see pictures of the face of the other
The first monkey, but not the second,
then heard the dreaded tone sound,
which brought a look of fear to its face.
At that moment, the second monkey,
seeing fear on the face of the first,
pushed the lever that prevented the
shock—an act of empathy, if not of
At this point they can feel for the plight of
an entire group, such as the poor, the
oppressed, the outcast. That understanding,
in adolescence, can buttress moral
convictions centered on wanting to alleviate
misfortune and injustice.
Psychopaths are notorious for being both
charming and completely without remorse
for even the most cruel and heartless acts.
Psychopathy, the incapacity to feel empathy
or compassion of any sort, or the least
twinge of conscience, is one of the more
perplexing of emotional defects
• Pay attention to the tone and volume
of people’s speech around you and see
if you can associate feelings with the
various tones and volumes
These are the social competences that make
for effectiveness in dealings with others;
deficits here lead to ineptness in the social
world or repeated interpersonal disasters.
Why are some people charming?
Because they make people around them feel
don't mind in the least saying one thing and
doing another, if that will win them social
approval. They simply live with the
discrepancy between their public face and
their private reality.
Psychologists have coined the term dyssemia (from
the Greek dys- for "difficulty" and semes for
"signal") for what amounts to a learning disability in
the realm of nonverbal messages;
about one in ten children has one or more problems
in this realm.10
The problem can be in a poor sense of personal
space, so that a child stands too close while talking
or spreads their belongings into other people's
in interpreting or using body language poorly; in
misinterpreting or misusing facial expressions by,

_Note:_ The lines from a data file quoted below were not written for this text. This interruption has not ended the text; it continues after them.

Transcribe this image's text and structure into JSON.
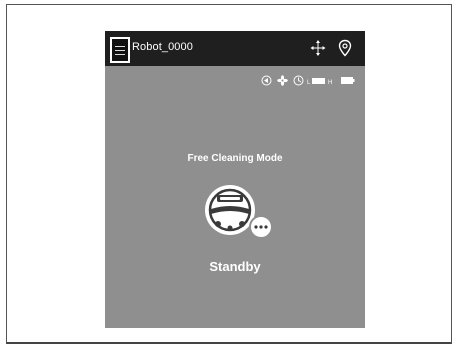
{
  "header": {
    "robot_name": "Robot_0000",
    "menu_icon": "hamburger-menu-icon",
    "icons": [
      "move-arrows-icon",
      "location-pin-icon"
    ]
  },
  "status_bar": {
    "icons": [
      "dock-icon",
      "fan-icon",
      "clock-icon",
      "water-level-icon",
      "battery-icon"
    ]
  },
  "main": {
    "mode_label": "Free Cleaning Mode",
    "status_label": "Standby",
    "robot_icon": "robot-vacuum-icon",
    "more_icon": "more-options-icon"
  },
  "colors": {
    "topbar": "#1f1f1f",
    "background": "#8f8f8f",
    "text": "#ffffff"
  }
}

say, failing to make eye contact;
or in a poor sense of prosody, the emotional
quality of speech, so that they talk too shrilly or
• When talking with someone, try
allowing the person to finish his/her
entire sentence and thought before
beginning to speak
But just as the drunk was on the verge of making his move, someone gave an earsplitting, oddly
joyous shout: "Hey!"
The shout had the cheery tone of someone who has suddenly come upon a fond friend. The drunk,
surprised, spun around to see a tiny Japanese man, probably in his seventies, sitting there in a
kimono. The old man beamed with delight at the drunk, and beckoned him over with a light wave
of his hand and a lilting "C'mere."
The drunk strode over with a belligerent, "Why the hell should I talk to you?" Meanwhile, Terry
was ready to fell the drunk in a moment if he made the least violent move.
"What'cha been drinking?" the old man asked, his eyes beaming at the drunken laborer.
"I been drinking sake, and it's none of your business," the drunk bellowed.
"Oh, that's wonderful, absolutely wonderful," the old man replied in a warm tone. "You see, I love
sake, too. Every night, me and my wife (she's seventy-six, you know), we warm up a little bottle
of sake and take it out into the garden, and we sit on an old wooden bench . . . " He continued on
about the persimmon tree in his backyard, the fortunes of his garden, enjoying sake in the
The drunk's face began to soften as he listened to the old man; his fists unclenched. "Yeah . . . I
love persimmons, too. . . , " he said, his voice trailing off.
"Yes," the old man replied in a sprightly voice, "and I'm sure you have a wonderful wife."
"No," said the laborer. "My wife died. . . ." Sobbing, he launched into a sad tale of losing his wife,
his home, his job, of being ashamed of himself.
Just then the train came to Terry's stop, and as he was getting off he turned to hear the old man
invite the drunk to join him and tell him all about it, and to see the drunk sprawl along the seat,
his head in the old man's lap.
That is emotional brilliance.